■ WHAT THE TASK REQUIRES
Would you print out all of the data exactly and keep the pictures out of it?

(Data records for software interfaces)
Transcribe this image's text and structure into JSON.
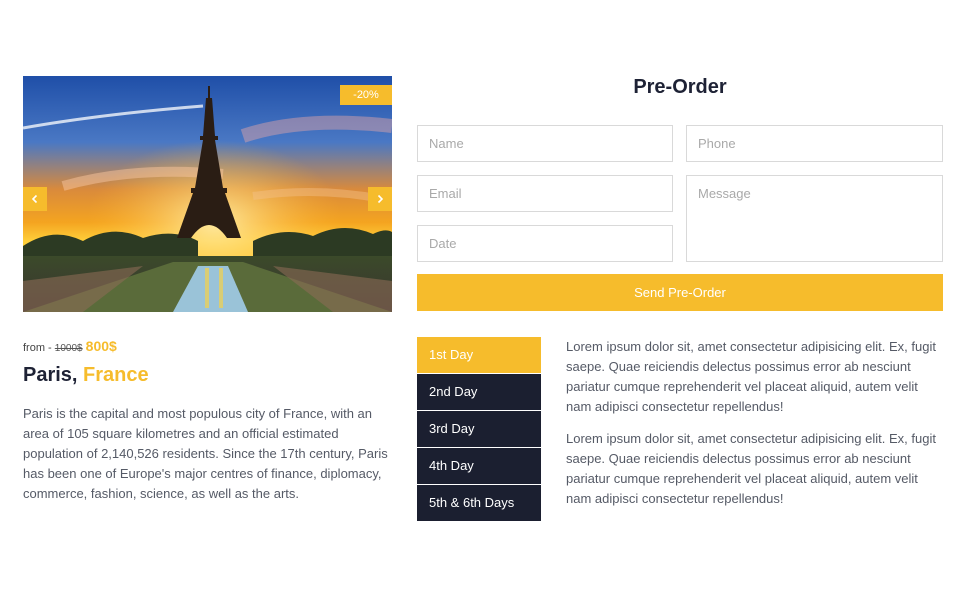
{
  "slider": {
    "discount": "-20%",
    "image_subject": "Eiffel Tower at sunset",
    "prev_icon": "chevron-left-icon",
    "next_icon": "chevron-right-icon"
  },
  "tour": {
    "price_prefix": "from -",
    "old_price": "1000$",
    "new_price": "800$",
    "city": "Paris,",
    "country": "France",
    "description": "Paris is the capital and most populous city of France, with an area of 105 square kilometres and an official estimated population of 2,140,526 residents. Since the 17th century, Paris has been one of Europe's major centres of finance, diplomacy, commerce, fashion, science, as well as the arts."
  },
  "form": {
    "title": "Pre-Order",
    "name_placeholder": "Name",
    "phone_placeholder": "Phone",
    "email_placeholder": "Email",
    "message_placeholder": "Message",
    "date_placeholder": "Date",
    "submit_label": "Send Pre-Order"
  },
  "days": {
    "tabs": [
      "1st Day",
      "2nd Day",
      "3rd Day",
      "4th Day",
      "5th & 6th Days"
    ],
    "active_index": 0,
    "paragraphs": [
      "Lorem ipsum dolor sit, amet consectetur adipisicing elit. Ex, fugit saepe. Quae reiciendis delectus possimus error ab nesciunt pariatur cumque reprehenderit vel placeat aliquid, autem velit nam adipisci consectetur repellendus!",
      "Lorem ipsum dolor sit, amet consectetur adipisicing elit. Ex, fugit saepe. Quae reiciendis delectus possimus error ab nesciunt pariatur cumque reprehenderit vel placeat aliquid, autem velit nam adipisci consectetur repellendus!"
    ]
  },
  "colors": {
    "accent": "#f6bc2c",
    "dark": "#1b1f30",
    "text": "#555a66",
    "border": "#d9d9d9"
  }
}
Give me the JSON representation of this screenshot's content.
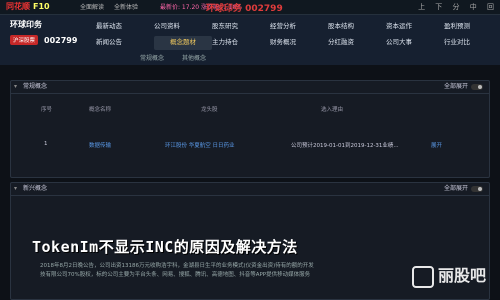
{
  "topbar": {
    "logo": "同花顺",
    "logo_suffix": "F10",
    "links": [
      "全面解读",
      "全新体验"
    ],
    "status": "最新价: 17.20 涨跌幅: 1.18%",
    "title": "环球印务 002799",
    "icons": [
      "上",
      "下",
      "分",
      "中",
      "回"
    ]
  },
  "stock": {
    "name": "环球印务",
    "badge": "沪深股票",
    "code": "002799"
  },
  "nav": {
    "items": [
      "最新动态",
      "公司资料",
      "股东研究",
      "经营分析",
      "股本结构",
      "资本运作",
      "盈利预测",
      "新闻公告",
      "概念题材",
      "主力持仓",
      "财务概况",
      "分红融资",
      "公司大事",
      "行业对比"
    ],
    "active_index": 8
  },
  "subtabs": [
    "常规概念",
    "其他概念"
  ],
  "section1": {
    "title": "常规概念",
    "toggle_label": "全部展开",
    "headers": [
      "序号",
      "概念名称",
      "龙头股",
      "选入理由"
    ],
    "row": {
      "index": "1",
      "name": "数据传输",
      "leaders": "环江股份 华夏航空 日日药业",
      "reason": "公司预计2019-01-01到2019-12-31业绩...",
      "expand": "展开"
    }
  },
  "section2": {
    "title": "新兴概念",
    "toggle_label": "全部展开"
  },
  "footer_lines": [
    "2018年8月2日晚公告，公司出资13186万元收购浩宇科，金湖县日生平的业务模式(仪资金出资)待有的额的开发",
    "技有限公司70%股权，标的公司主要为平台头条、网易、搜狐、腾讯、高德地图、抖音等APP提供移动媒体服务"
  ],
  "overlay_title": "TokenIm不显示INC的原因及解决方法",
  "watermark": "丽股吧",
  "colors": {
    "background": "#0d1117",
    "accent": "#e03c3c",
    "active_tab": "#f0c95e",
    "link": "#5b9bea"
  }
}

■ REPLY TO THE TASK
Transcribe this image's text and structure into JSON.
{
  "slider": {
    "discount": "-20%",
    "image_subject": "Eiffel Tower at sunset",
    "prev_icon": "chevron-left-icon",
    "next_icon": "chevron-right-icon"
  },
  "tour": {
    "price_prefix": "from -",
    "old_price": "1000$",
    "new_price": "800$",
    "city": "Paris,",
    "country": "France",
    "description": "Paris is the capital and most populous city of France, with an area of 105 square kilometres and an official estimated population of 2,140,526 residents. Since the 17th century, Paris has been one of Europe's major centres of finance, diplomacy, commerce, fashion, science, as well as the arts."
  },
  "form": {
    "title": "Pre-Order",
    "name_placeholder": "Name",
    "phone_placeholder": "Phone",
    "email_placeholder": "Email",
    "message_placeholder": "Message",
    "date_placeholder": "Date",
    "submit_label": "Send Pre-Order"
  },
  "days": {
    "tabs": [
      "1st Day",
      "2nd Day",
      "3rd Day",
      "4th Day",
      "5th & 6th Days"
    ],
    "active_index": 0,
    "paragraphs": [
      "Lorem ipsum dolor sit, amet consectetur adipisicing elit. Ex, fugit saepe. Quae reiciendis delectus possimus error ab nesciunt pariatur cumque reprehenderit vel placeat aliquid, autem velit nam adipisci consectetur repellendus!",
      "Lorem ipsum dolor sit, amet consectetur adipisicing elit. Ex, fugit saepe. Quae reiciendis delectus possimus error ab nesciunt pariatur cumque reprehenderit vel placeat aliquid, autem velit nam adipisci consectetur repellendus!"
    ]
  },
  "colors": {
    "accent": "#f6bc2c",
    "dark": "#1b1f30",
    "text": "#555a66",
    "border": "#d9d9d9"
  }
}
Give me the JSON representation of this screenshot's content.
{
  "topbar": {
    "logo": "同花顺",
    "logo_suffix": "F10",
    "links": [
      "全面解读",
      "全新体验"
    ],
    "status": "最新价: 17.20 涨跌幅: 1.18%",
    "title": "环球印务 002799",
    "icons": [
      "上",
      "下",
      "分",
      "中",
      "回"
    ]
  },
  "stock": {
    "name": "环球印务",
    "badge": "沪深股票",
    "code": "002799"
  },
  "nav": {
    "items": [
      "最新动态",
      "公司资料",
      "股东研究",
      "经营分析",
      "股本结构",
      "资本运作",
      "盈利预测",
      "新闻公告",
      "概念题材",
      "主力持仓",
      "财务概况",
      "分红融资",
      "公司大事",
      "行业对比"
    ],
    "active_index": 8
  },
  "subtabs": [
    "常规概念",
    "其他概念"
  ],
  "section1": {
    "title": "常规概念",
    "toggle_label": "全部展开",
    "headers": [
      "序号",
      "概念名称",
      "龙头股",
      "选入理由"
    ],
    "row": {
      "index": "1",
      "name": "数据传输",
      "leaders": "环江股份 华夏航空 日日药业",
      "reason": "公司预计2019-01-01到2019-12-31业绩...",
      "expand": "展开"
    }
  },
  "section2": {
    "title": "新兴概念",
    "toggle_label": "全部展开"
  },
  "footer_lines": [
    "2018年8月2日晚公告，公司出资13186万元收购浩宇科，金湖县日生平的业务模式(仪资金出资)待有的额的开发",
    "技有限公司70%股权，标的公司主要为平台头条、网易、搜狐、腾讯、高德地图、抖音等APP提供移动媒体服务"
  ],
  "overlay_title": "TokenIm不显示INC的原因及解决方法",
  "watermark": "丽股吧",
  "colors": {
    "background": "#0d1117",
    "accent": "#e03c3c",
    "active_tab": "#f0c95e",
    "link": "#5b9bea"
  }
}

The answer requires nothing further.